President Trump’s border wall would be an ineffective, wasteful, and indelible symbol of everything our inclusive, immigrant nation is not. But it just might be possible to build the wall, avoid another shutdown, and not completely squander an estimated 59.8 billion taxpayer dollars. Here’s how:
Let’s build a “Wall of Freedom and Opportunity” stretching along the southern border. Part of this wall could be a special economic zone (SEZ) where any person could legally live and work and businesses could operate under free-market institutions.
It’s not as far-fetched as it sounds. The new president of Mexico, Andrés Manuel López Obrador, is already pushing for a “free zone” along the U.S. border. The zone would run from the Gulf of Mexico to the Pacific Ocean at a width of 15.5 miles and would aim to boost the economy and reduce migration to the United States by creating more jobs in Mexico.
A Special Economic Zone along the southern border could start as an agreement between the countries to designate a strip along the length of the border as having a special legal status.
Under the current proposal, people in the free zone would enjoy tax reductions, a minimum wage increase, and lower fuel prices. In my experience helping countries pilot reforms through these zones, those measures don’t go far enough. In order to thrive, the “Wall of Freedom and Opportunity” would focus on regulatory and administrative institutions.
Think about it this way: migrants from Central America are coming to the United States because of its safety and opportunities—safety and opportunities largely resulting from the strength of our institutions. Businesses want to employ these migrants and they also want institutions that are more stable and market-friendly than they can find in Mexico or Central America.
What if we created a border where everyone benefits from what makes the United States so great? Actually, while we’re at it, there’s a lot of room for improvement in the United States; what if both countries used the SEZ as a chance to incubate better regulations, administration, and infrastructure than either country currently enjoys?
The bar is pretty low. We just need something a little better than piling up $59.8 billion of our own money, setting it on fire, and permanently branding ourselves as racist fools.
An SEZ along the southern border could start as an agreement between the countries to designate a strip along the length of the border as having a special legal status. The strip could be divided into segments, with each segment being under a different special administration. The administrations of segments with existing populations could be determined by the local governments with jurisdiction over those areas.
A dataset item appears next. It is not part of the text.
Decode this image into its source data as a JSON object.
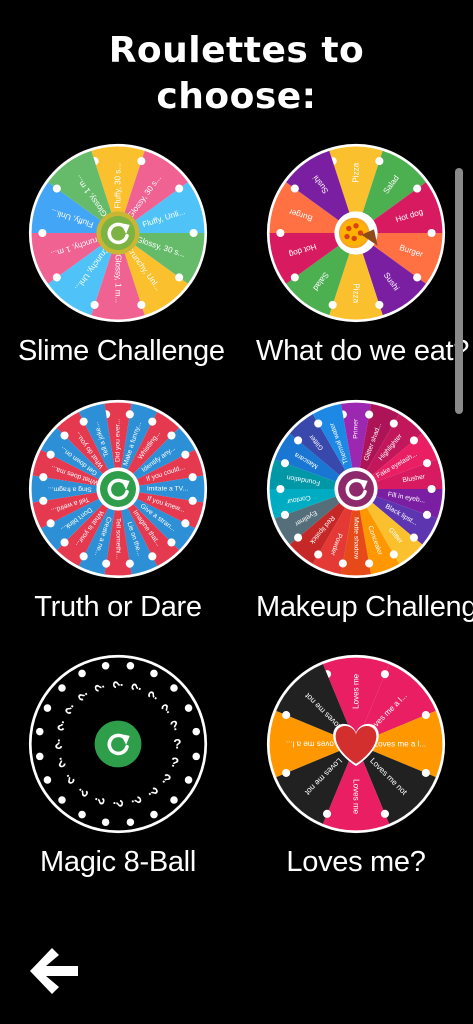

For segments that aren’t already populated, the administrations could be new public-private social enterprises that invest heavily in infrastructure and new regulatory frameworks. The administrations could collect revenue based on a metric of good governance, such as the value of land through either a land-value tax or by leasing out the land to occupants. Those that govern the best would attract the most people and businesses and would earn the most revenue.
Don’t get me wrong, there’s a lot that could go wrong with this idea. Administrators would need to make the institutions pretty great for economic growth to happen in desert stretches. They would need accountability and incentive structures to prevent abuse. And getting local, state, and federal governments to transfer responsibility to the administrators would be difficult.
But the bar is pretty low. We just need something a little better than piling up $59.8 billion of our own money, setting it on fire, and permanently branding ourselves as racist fools.
By piloting new models for governance, zones like this could show us all better ways of structuring regulatory institutions throughout our countries.
Maybe all the buildings in the zone running along the southern border would count as enough of a “wall” to save us from actually constructing a real one, but if we must pile on the concrete, we could still do it with fewer taxpayer funds than without an SEZ. In exchange for having the right to collect revenue from the zone, the administrators could be obligated to help build a wall along the northern edge of their segments and help Customs and Border Patrol monitor it, which means private funding from the administrators would supplement federal funds to help cover the cost. Perhaps that even counts as “Mexico paying for it,” an idea even President Trump seems to have abandoned as wishful thinking.
In the end, this “Wall of Freedom and Opportunity” could do much more than solve our short-term political problems. By piloting new models for governance, zones like this could show us all better ways of structuring regulatory institutions throughout our countries. They would channel private capital for the public good, promote security, address the challenges of migration, and build a more inclusive and free society all at once, if that’s what we really want to do.
Or we could just build a new national monument to ignorance and fear.
Michael Castle Miller is a Pacific Council member and a legal and policy advisor who has helped develop special economic zone programs for over twenty countries, including Mexico. He is the Founder and CEO of Politas Consulting and Executive Director of both Refugee Cities and Politas Labs, a new think tank dedicated to overcoming political barriers to critical global concerns through policy design.
The views and opinions expressed here are those of the author and do not necessarily reflect the official policy or position of the Pacific Council.